By Katharina Bart
ZURICH (Reuters) - Credit Suisse's
Zurich-based Credit Suisse relies on stable revenues from wealthy clients to balance risk from the investment bank. But wealth income has suffered as a global crackdown on tax evasion challenges Swiss bank secrecy, prompting wealthy Europeans to withdraw funds from the country for fear of prosecution.
Credit Suisse's private bank - the fifth-largest in the world by assets - has also suffered from low interest rates, investment uncertainty and a persistently strong Swiss franc.
Switzerland's second-largest bank heralded the success of its drive to cut costs and risky assets at the investment bank, but analysts said more must be done to slim down wealth management.
"Obviously, revenues are under pressure and the concern is that the pretax margin isn't improving despite all these cost cuts coming through," said Andrew Lim, an analyst at Espirito Santo Investment Bank. "There's a big question mark over whether they're going to be able to achieve them."
Pretax profits at Credit Suisse's private bank fell 7 percent to 881 million francs and revenues dropped 5 percent, lagging larger competitors such as Morgan Stanley.
The private bank, which targets clients with over $1 million in bankable assets, won 12 billion francs in fresh money as it sought new clients in Asia and elsewhere. But profits from such markets are lower than the sort of secrecy-shrouded offshore banking that has long been Switzerland's bread and butter.
Credit Suisse reported first-quarter net profit of 1.30 billion Swiss francs ($1.38 billion), up from 44 million francs a year earlier and topping the average estimate of 1.26 billion francs in a Reuters poll of analysts.
It was driven by investment banking, where spending fell 13 percent and charges on Credit Suisse's own debt slid to 68 million francs from 1.5 billion a year ago.
Investment banking net revenue was stable on the year, in line with results from British bank Barclays
That result supported Credit Suisse's argument that a slimmed-down investment bank can prosper despite lacking the scale of its U.S. rivals.
"It's a better quarter than expected, particularly in the investment bank, but one swallow doesn't make a summer," said Rainer Skierka, Zurich-based analyst for private bank Sarasin.

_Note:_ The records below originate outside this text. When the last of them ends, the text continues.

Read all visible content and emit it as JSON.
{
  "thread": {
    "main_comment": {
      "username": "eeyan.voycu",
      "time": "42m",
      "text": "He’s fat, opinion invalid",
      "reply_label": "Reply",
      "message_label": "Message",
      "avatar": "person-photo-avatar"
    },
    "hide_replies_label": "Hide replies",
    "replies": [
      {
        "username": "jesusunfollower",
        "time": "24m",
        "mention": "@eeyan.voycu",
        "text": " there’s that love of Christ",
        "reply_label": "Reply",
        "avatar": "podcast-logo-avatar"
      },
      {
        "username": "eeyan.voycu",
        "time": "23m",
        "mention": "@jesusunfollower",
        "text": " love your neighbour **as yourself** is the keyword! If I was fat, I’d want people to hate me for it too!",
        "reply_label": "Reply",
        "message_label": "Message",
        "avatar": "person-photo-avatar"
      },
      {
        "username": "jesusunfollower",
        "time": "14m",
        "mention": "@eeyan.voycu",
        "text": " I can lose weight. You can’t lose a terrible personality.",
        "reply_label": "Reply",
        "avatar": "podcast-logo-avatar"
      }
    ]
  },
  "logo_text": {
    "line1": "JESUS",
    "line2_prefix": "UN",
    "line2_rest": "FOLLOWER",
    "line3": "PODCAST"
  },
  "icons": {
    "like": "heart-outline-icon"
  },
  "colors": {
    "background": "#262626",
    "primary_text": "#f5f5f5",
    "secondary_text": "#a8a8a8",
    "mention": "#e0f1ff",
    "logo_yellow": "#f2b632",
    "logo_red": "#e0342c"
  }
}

"For me, Credit Suisse's strategy is going to lead to more volatile results than those of UBS or someone focused on private banking. It's up to investors to decide which they prefer."
Swiss rival UBS
At 1142 GMT, Credit Suisse shares were down 0.1 percent at 26.42 Swiss francs, in line with the European banking index <.SX7P>, which was down 0.2 percent. Credit Suisse has risen nearly 19 percent this year, beating UBS's 7.2 percent gain and a 2.5 percent rise in the sector index.
The bank, which shed 1,800 staff in the past year, said its restructuring targeting 4.4 billion francs of spending cuts by the end of 2015 would help it pay investors a cash dividend after last year's largely stock pay-out.
CEO Brady Dougan said he had no information about a German investigation prompted by suspicions that two Credit Suisse subsidiaries helped some Germans avoid tax.
"Either rumours or what's in the news media is all we know," he said.
Credit Suisse said it could give investors no information on when talks might end with the Swiss government to close a U.S. investigation into the bank in return for expected fines and a transfer of client names.
It appeared last week that Swiss and U.S. diplomats were nearing a solution to resolve the dispute, part of the global crackdown on tax evasion.
Credit Suisse took a 295-million-franc provision towards a settlement with U.S. authorities in 2011.
($1 = 0.9418 Swiss francs)
(Writing by Carmel Crimmins; Editing by Chris Gallagher and Tom Pfeiffer)